What Does ArtExpo’s Parent Company Selling Properties Mean?
Art Marketing Mastery Workshop
Summit Business Media LLC, which last November bought Pfingsten Publishing LLC, the then owner of ArtExpo, Decor Expo, Art Business News and Decor magazine, recently announced it had sold four properties in its industrial division. Pfingsten’s art and framing properties were bundled with its financial services and industrial books in the sale to SB Media. The prize in the package is the financial services publications while the art and framing and industrial groups were ripe to be divested.
It is interesting while SB Media has a sizable war chest slated for agressive acquisition, its first completed transaction was a sale. Obviously SB Media has begun paring those parts of its operation that don’t meet its guidelines for growth. A recent press release announced the company’s sale of its construction/industrial properties. Here’s a quote from William F. Reilly, Chairman and CEO of Summit Business Media:
"These were legacy titles acquired during the formation of Summit last November that fell outside of our core insurance and financial services focus. This action represents a minor pruning of our portfolio as we continue to invest in organic growth and follow-on acquisitions."
The press release edited for the business press with an interest in business and financial services media companies did not mention SB Media’s art & framing group. It is easy to deduce from the omission of the art and framing group from the press release that it is not on the radar screen of company execs seekng to grow the business. It therefore would not be surprising to learn the art and framing group is being actively shopped for a new owner. If that is the case, let’s hope the new owners bring a passion for the business and a willingness to invest in it.
For an industry already desperately seeking ways to reinvent itself in the face of a host of challenges, having such a concentration of magazines and tradeshows that support it owned by a company focused on other markets compounds its problems. The mangagement of the art and framing group, largely held over from the Pfingsten sale, has given industry players assurance there no plans to sell the properties. Of course, it would not be in their best interest to broadcast their sale intentions. If their assurances are accurate, the outcome is problematic primarily due to their pervasive management by spreadsheet mentality.
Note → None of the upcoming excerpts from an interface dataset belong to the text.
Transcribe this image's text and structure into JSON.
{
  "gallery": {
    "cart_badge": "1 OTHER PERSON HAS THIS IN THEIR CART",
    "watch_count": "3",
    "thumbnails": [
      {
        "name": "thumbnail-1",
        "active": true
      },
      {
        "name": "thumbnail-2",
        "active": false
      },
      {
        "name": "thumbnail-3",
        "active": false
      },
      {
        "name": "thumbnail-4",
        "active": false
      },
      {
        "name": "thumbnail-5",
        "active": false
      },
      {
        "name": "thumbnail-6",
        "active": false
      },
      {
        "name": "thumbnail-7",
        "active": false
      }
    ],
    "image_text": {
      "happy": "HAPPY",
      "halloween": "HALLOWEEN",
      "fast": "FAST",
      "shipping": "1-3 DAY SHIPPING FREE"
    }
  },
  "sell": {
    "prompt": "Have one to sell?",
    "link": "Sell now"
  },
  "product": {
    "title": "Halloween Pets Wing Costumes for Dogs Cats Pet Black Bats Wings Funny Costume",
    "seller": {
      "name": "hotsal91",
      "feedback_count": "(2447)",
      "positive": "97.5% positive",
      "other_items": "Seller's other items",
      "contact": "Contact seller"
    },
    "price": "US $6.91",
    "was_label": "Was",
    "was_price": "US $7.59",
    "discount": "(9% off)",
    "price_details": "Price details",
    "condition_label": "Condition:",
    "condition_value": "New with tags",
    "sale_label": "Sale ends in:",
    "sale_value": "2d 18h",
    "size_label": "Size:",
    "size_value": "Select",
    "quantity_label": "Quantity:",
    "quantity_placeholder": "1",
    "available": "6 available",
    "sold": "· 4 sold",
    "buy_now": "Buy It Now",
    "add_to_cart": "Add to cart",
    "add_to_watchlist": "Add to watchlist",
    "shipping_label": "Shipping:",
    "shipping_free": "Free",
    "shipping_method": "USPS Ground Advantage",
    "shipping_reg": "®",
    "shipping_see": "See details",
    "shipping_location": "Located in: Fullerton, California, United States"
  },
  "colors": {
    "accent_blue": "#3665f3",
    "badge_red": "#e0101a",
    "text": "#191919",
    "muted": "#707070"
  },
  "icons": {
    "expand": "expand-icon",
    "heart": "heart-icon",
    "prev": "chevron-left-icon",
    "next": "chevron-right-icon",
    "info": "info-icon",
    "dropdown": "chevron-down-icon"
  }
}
In SB Media’s art and framing group, there are many really fine people who work hard and who have been promoted to positions for which they lack formal education and training. There are some who surprise nearly everyone they are still in the positions they occupy. To their credit, most bring a "can do" attitude to the difficult job of running chronically understaffed underfinanced magazines and tradeshows. But, it doesn’t mean they have the support or breadth of experience to create necessary changes. These observations reflect a consensus among many regarded and experienced industry leaders.
Right now, however, the industry needs more than a "can do attitude." It needs leadership and vision to help it sort out what is arguably the most trying period it has known in the modern art print market era. There may be no easy answers to what’s plaguing the business, which is more reason why great leadership and passion are so crucial now. Let’s hope if an announcement does come down sometime in the near future that it brings with it the promise of change and renewed vigor to helping the industry navigate the choppy seas it’s been travelling in for far too long.